By the time I got to the Blackheart, people were already milling about, enjoying some breakfast tacos and waiting for Garland Jeffreys to take to the stage. Jeffreys, best known for his 1977 single “Wild In The Streets,” was one of the veteran performers playing the festival this year, and like a lot of folks who’ve been playing for that long, he’s got a lot of stories. So it was great that his front porch performance was as much about him telling stories and reminiscing as it was about the music.

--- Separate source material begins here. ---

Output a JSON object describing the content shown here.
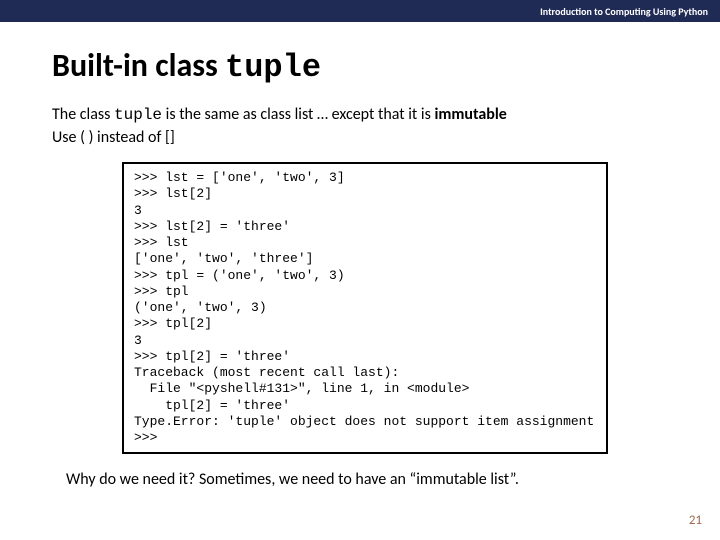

Between songs, Jeffreys told stories about growing up in Brooklyn, going to PS72, basketball, his father and grandfather (aka Daddy Ray and Shorty Boulder), and of course, his best friend, the late Lou Reed. (“Lovely guy. I know his reputation’s not so good, but fuck reputation.”) He followed that up with a great version of The Velvet underground’s “Waiting For The Man” and later played a cover of The Beatles’ “Help” wherein he convinced the crowd to all sing along with the high part. Of course, he also played his own stuff, showcasing a few numbers from his latest 14 Steps to Harlem. And when he was done, he simply ended it of by saying, “And that’s it, that’s the show.” And then I went back to my hotel for a bit, because I got up way too early. It was worth it though.